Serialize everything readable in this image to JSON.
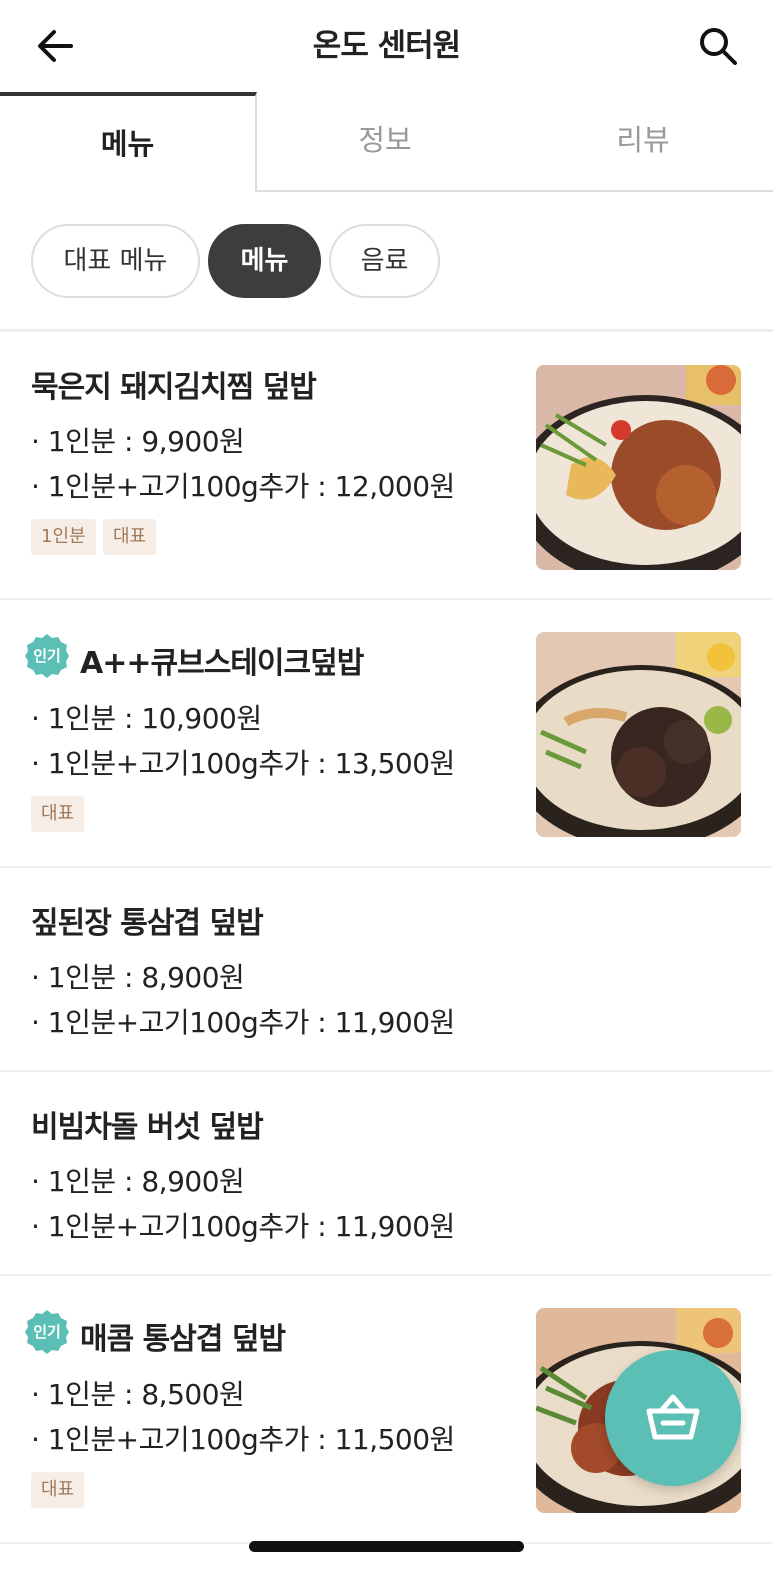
{
  "header": {
    "title": "온도 센터원"
  },
  "tabs": [
    {
      "label": "메뉴",
      "active": true
    },
    {
      "label": "정보",
      "active": false
    },
    {
      "label": "리뷰",
      "active": false
    }
  ],
  "categories": [
    {
      "label": "대표 메뉴",
      "selected": false
    },
    {
      "label": "메뉴",
      "selected": true
    },
    {
      "label": "음료",
      "selected": false
    }
  ],
  "popular_label": "인기",
  "menu_items": [
    {
      "name": "묵은지 돼지김치찜 덮밥",
      "popular": false,
      "prices": [
        "· 1인분 : 9,900원",
        "· 1인분+고기100g추가 : 12,000원"
      ],
      "tags": [
        "1인분",
        "대표"
      ],
      "has_image": true
    },
    {
      "name": "A++큐브스테이크덮밥",
      "popular": true,
      "prices": [
        "· 1인분 : 10,900원",
        "· 1인분+고기100g추가 : 13,500원"
      ],
      "tags": [
        "대표"
      ],
      "has_image": true
    },
    {
      "name": "짚된장 통삼겹 덮밥",
      "popular": false,
      "prices": [
        "· 1인분 : 8,900원",
        "· 1인분+고기100g추가 : 11,900원"
      ],
      "tags": [],
      "has_image": false
    },
    {
      "name": "비빔차돌 버섯 덮밥",
      "popular": false,
      "prices": [
        "· 1인분 : 8,900원",
        "· 1인분+고기100g추가 : 11,900원"
      ],
      "tags": [],
      "has_image": false
    },
    {
      "name": "매콤 통삼겹 덮밥",
      "popular": true,
      "prices": [
        "· 1인분 : 8,500원",
        "· 1인분+고기100g추가 : 11,500원"
      ],
      "tags": [
        "대표"
      ],
      "has_image": true
    }
  ],
  "icons": {
    "back": "arrow-left-icon",
    "search": "search-icon",
    "cart": "basket-icon",
    "popular": "popular-badge-icon"
  },
  "colors": {
    "accent": "#5bbfb5",
    "chip_selected": "#3d3d3d",
    "tag_bg": "#f5ede6",
    "tag_text": "#a07a5a"
  }
}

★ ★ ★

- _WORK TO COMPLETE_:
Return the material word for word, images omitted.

- _RESPONSE BELOW_:
Serialize everything readable in this image to JSON.
{
  "header": {
    "title": "온도 센터원"
  },
  "tabs": [
    {
      "label": "메뉴",
      "active": true
    },
    {
      "label": "정보",
      "active": false
    },
    {
      "label": "리뷰",
      "active": false
    }
  ],
  "categories": [
    {
      "label": "대표 메뉴",
      "selected": false
    },
    {
      "label": "메뉴",
      "selected": true
    },
    {
      "label": "음료",
      "selected": false
    }
  ],
  "popular_label": "인기",
  "menu_items": [
    {
      "name": "묵은지 돼지김치찜 덮밥",
      "popular": false,
      "prices": [
        "· 1인분 : 9,900원",
        "· 1인분+고기100g추가 : 12,000원"
      ],
      "tags": [
        "1인분",
        "대표"
      ],
      "has_image": true
    },
    {
      "name": "A++큐브스테이크덮밥",
      "popular": true,
      "prices": [
        "· 1인분 : 10,900원",
        "· 1인분+고기100g추가 : 13,500원"
      ],
      "tags": [
        "대표"
      ],
      "has_image": true
    },
    {
      "name": "짚된장 통삼겹 덮밥",
      "popular": false,
      "prices": [
        "· 1인분 : 8,900원",
        "· 1인분+고기100g추가 : 11,900원"
      ],
      "tags": [],
      "has_image": false
    },
    {
      "name": "비빔차돌 버섯 덮밥",
      "popular": false,
      "prices": [
        "· 1인분 : 8,900원",
        "· 1인분+고기100g추가 : 11,900원"
      ],
      "tags": [],
      "has_image": false
    },
    {
      "name": "매콤 통삼겹 덮밥",
      "popular": true,
      "prices": [
        "· 1인분 : 8,500원",
        "· 1인분+고기100g추가 : 11,500원"
      ],
      "tags": [
        "대표"
      ],
      "has_image": true
    }
  ],
  "icons": {
    "back": "arrow-left-icon",
    "search": "search-icon",
    "cart": "basket-icon",
    "popular": "popular-badge-icon"
  },
  "colors": {
    "accent": "#5bbfb5",
    "chip_selected": "#3d3d3d",
    "tag_bg": "#f5ede6",
    "tag_text": "#a07a5a"
  }
}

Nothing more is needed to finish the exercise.